Firstly, our fated fivesome are given a backstory, a nice attempt to put some flesh on the bones of the characters and loan some sense of reality to their situation. Fragile Mia (Jane Levy) is a drug addict, dragged out to her family's dilapidated, long-deserted cabin in the woods by her concerned friends, including older brother David (Shiloh Fernandez), whose repeated absence from her life she has come to resent. So when, you know, they find a scary, evil-looking book covered in human skin, and Eric (the bespectacled intellectual one who sees the clearly deranged, blood spattered tome as some kind of voodoo brainteaser – doh!) speaks the fatal spell that unleashes hell, the group at first assign Mia's paranoid freak outs and projectile puke ups to an extreme case of the DTs. And once it becomes clear that this is no ordinary cold turkey, well, by then it's rather too late...

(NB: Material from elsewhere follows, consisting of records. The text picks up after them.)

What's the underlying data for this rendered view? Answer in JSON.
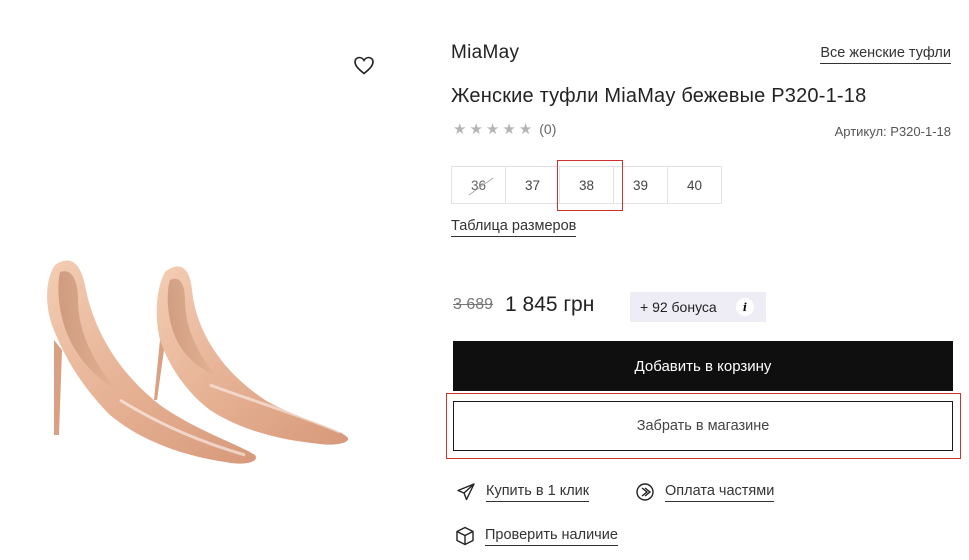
{
  "product": {
    "brand": "MiaMay",
    "title": "Женские туфли MiaMay бежевые P320-1-18",
    "all_link": "Все женские туфли",
    "rating_count": "(0)",
    "stars": 5,
    "sku": "Артикул: P320-1-18"
  },
  "sizes": [
    {
      "label": "36",
      "available": false
    },
    {
      "label": "37",
      "available": true
    },
    {
      "label": "38",
      "available": true,
      "selected": true
    },
    {
      "label": "39",
      "available": true
    },
    {
      "label": "40",
      "available": true
    }
  ],
  "size_table_link": "Таблица размеров",
  "pricing": {
    "old_price": "3 689",
    "price": "1 845 грн",
    "bonus": "+ 92 бонуса",
    "info_icon": "i"
  },
  "buttons": {
    "add_to_cart": "Добавить в корзину",
    "pickup": "Забрать в магазине"
  },
  "actions": {
    "buy_one_click": "Купить в 1 клик",
    "installments": "Оплата частями",
    "check_availability": "Проверить наличие"
  },
  "icons": {
    "wishlist": "heart-icon",
    "buy_one_click": "paper-plane-icon",
    "installments": "installments-icon",
    "check_availability": "box-icon"
  },
  "colors": {
    "accent_highlight": "#d43030",
    "cart_button": "#0f0f0f",
    "bonus_bg": "#eeedf6",
    "shoe": "#e8b89a"
  }
}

Secondly, the whole thing is played completely straight. No sly winks to the camera, tongue-in-cheek humour or 'hey, it's just like being in a horror movie' quips – although, following the age-old rule that if you see a gun in the first act, you have to see it go off in the third, you can be assured that any dangerous DIY devices you spot lying around near the beginning will have been put to good, gory use by the end; so much so that in the climactic scene I was practically standing on my seat yelling 'Chainsaw! Chainsaw!'

Boo! Mia as a demon in Evil Dead

And thirdly, well, they actually bothered to make it kinda good – now there's a novel idea for a remake. Rather than gutting its heart and serving up a bland, modern facsimile, full of Google searches for demons and lame reasons why no-one's mobile works, director Fede Alvarez (with guidance from producers Sam Raimi and Bruce Campbell perhaps?) has managed to retain the blood-spouting, stomach-churning, demoniacally disturbing wrongness of the original – albeit with less use of plasticine. In the spirit of Raimi, it's light on the CGI, instead relying on good ol' latex and fountains of gore to induce collective winces from the audience, and utterly relentless in piling on the goo, drowning its poor participants in blood and other bodily fluids like a particularly grim episode of a Japanese endurance show.

Yes, it does occasionally descend into farce ('if it bleeds, duct-tape it' is the medical moral of the movie) and the moments that made me laugh out loud probably weren't intentional; and no, it will never replace the original, but Evil Dead 2013 makes an exuberantly gruesome addition to trilogy.

  • Share on Tumblr